The Nabarima, a Venezuelan tanker partly operated by Italian energy giant ENI, was first noticed to be tilting in July. By August, crews discovered that water was leaking into the ship, threatening to sink it.
She is in “very poor condition,” tweeted Eudis Girot, the head of the Unitary Federation of Petroleum Workers of Venezeula on Aug. 31, warning that the tanker held about nine feet of water in her lower decks. Photos with the post showed flooding in various sections of the interior of the vessel.
Last month Gary Aboud, who represents the fishing community in Trinidad, got close enough to the tanker to show the gravity of the risk to the entire Southern Caribbean. “What we found was frightening,” Aboud said in a video posted online on Sept. 7.
The tanker appeared to be tilting at an angle of 25 degrees, Aboud said in the video, while pointing at the ship just a few feet away from him. Currently the ship is held in place by anchor chains, although it isn’t clear how strong the chains are, and how long they will be able to control the tanker. The chains “aren’t enough,” Aboud said, adding that poor weather could cause the tanker to flip.
The situation could also be exacerbated by a particularly active 2020 tropical cyclone season, which has already seen 28 cyclones, 11 hurricanes and four “major” hurricanes.

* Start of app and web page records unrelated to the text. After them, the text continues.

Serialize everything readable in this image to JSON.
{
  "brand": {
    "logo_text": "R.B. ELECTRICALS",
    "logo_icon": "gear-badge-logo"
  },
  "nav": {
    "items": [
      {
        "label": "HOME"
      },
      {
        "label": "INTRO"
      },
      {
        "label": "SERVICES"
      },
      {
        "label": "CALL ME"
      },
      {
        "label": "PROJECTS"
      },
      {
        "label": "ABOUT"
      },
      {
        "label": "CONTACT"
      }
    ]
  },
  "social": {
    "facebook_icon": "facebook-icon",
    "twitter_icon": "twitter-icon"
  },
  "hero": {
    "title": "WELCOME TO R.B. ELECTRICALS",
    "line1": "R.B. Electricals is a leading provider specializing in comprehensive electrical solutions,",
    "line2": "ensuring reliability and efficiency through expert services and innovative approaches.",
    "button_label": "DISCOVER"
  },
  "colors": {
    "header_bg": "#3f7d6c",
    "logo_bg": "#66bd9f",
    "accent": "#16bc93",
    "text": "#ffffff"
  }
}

In his video, Aboud criticized Trinidad and Tobago government officials for a lack of response to the situation, which has now been ongoing for three months. An oil spill of this magnitude could wreck the livelihoods of over 50,000 local fisherman who rely on the sea, cause long term ecological harm to the biodiversity in the nearby coral reef, and pose a broader regional risk, Forbes reported.
“This requires national emergency,” Aboud said. “(I’m) calling on the government of Trinidad and Tobago to wake up and do something.”
International maritime reports have also been calling for action since early September, the Trinidad and Tobago Guardian reported, and government officials have asked for verification from Venezuelan officials on the status of the tanker.
In early September, Trinidad and Tobago Energy Minister Franklin Khan noted that initial reports from Venezuelan authorities described the vessel to be in upright and stable condition.
“The Energy Ministry through the Venezuelan Embassy has offered any assistance, technical or logistical to the Government of Venezuela that it may require. Also, the Minister of Energy is in contact with his Venezuelan counterpart for further updates as they become available,” a spokesman for Khan stated.
According to Khan, Trinidad and Tobago and Venezuela have a bilateral agreement which includes an oil spill contingency plan, “in the event of a genuine risk exists or an active spill occurs.” “This is the agreement that will govern the action of the Government,” he said.
Should the spill occur, it will be the fourth major oil spill from Venezuela in the past three months.
In early September, fisherman and experts confirmed that oil was leaking into the sea near Falcón State, in north-east Venezuela, from a cracked underwater pipeline linked to attempts to restart fuel production at a refinery.
The month before, photos showed beaches and mangroves around Moroccoy National Park, on the west-central Venezuelan coast, slicked in oil. The images quickly gained traction online before local officials said a clean up effort was taking place. Research released two weeks later by Simón Bolívar University attributed the oil spill to the incompetence of state authorities working at the nearby El Palito refinery, located 66 kilometres south of the park.
Copyright Postmedia Network Inc., 2020